Of course any travel to foreign lands always involves some element of culture shock, and whilst an English speaker can visit Finland with minimal hassles, there still were a few funny moments. For the record this is not water, it is actually some sort of dill flavored vinegar for pickling gherkins. I was extremely thirsty so we bought 4.5 liters of it, and it’s just about the worst thing I’ve ever tasted.
Back to WRC, and the other thing I love so much is that the only thing stopping you from getting close to the best drivers and cars in the world is luck and being in the right place at the right time.
As it turned out this probably wasn’t the right time or place to get a friendly reception from eventual third place finisher Mads Ostberg, but you can’t beat essentially having a private viewing of a top M-Sport WRC car!
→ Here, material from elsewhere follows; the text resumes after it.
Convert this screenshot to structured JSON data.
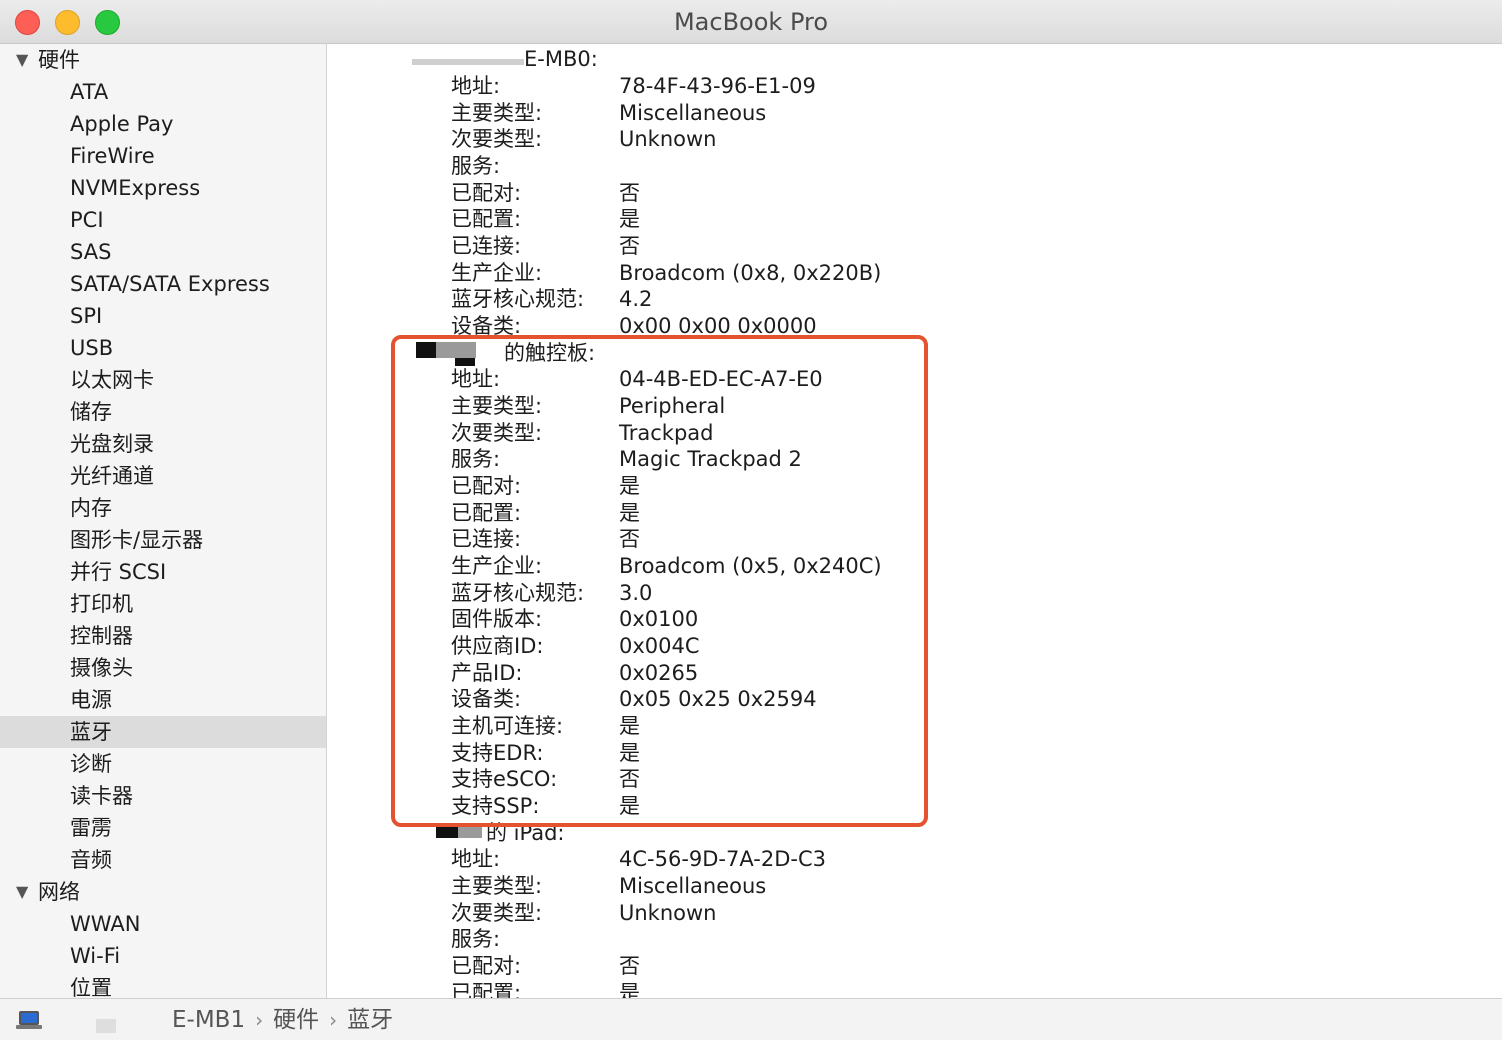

But most of the action happened a little further down in the WRC field. Evengy Novikov had this crash on SS8 and attempted to continue through the stage to service park until he was stopped by the police. (This happened on the stage we were spectating, and Chris Meeke caught and passed the broken Novikov on the corner we were on. Guess who was trying arty stuff at the time and had the camera settings wrong and missed it? Damn).
Ex Formula 1 pilot Robert Kubica had this very lucky escape and was able to continue on to a second place in WRC2.
And the award for just about the weirdest accident I’ve ever seen goes to Yazheed Al Rajhi. For the record the cameraman escaped uninjured, but the same cannot be said for his equipment.
The true hallmark of a good event is that you miss it the following day. And despite the fact that we weren’t competing or really involved with the event, David, Pat and myself all agreed that on the following day it felt strange to not be putting on the Rally Pass and heading out into the Finnish forest.
Rally Finland is an event with soul; something that can’t be communicated through TV or the Internet. When you go to Rally Finland you are at the Genesis of world rallying, and that’s something that’s impossible to replicate anywhere else. On the face of it, it may just be a whole bunch of bloke’s with funny names driving hatchbacks way too fast through the forest. But it’s a whole lot more than that. It’s a damn long way to come, but if you ever make it up here you certainly won’t regret it.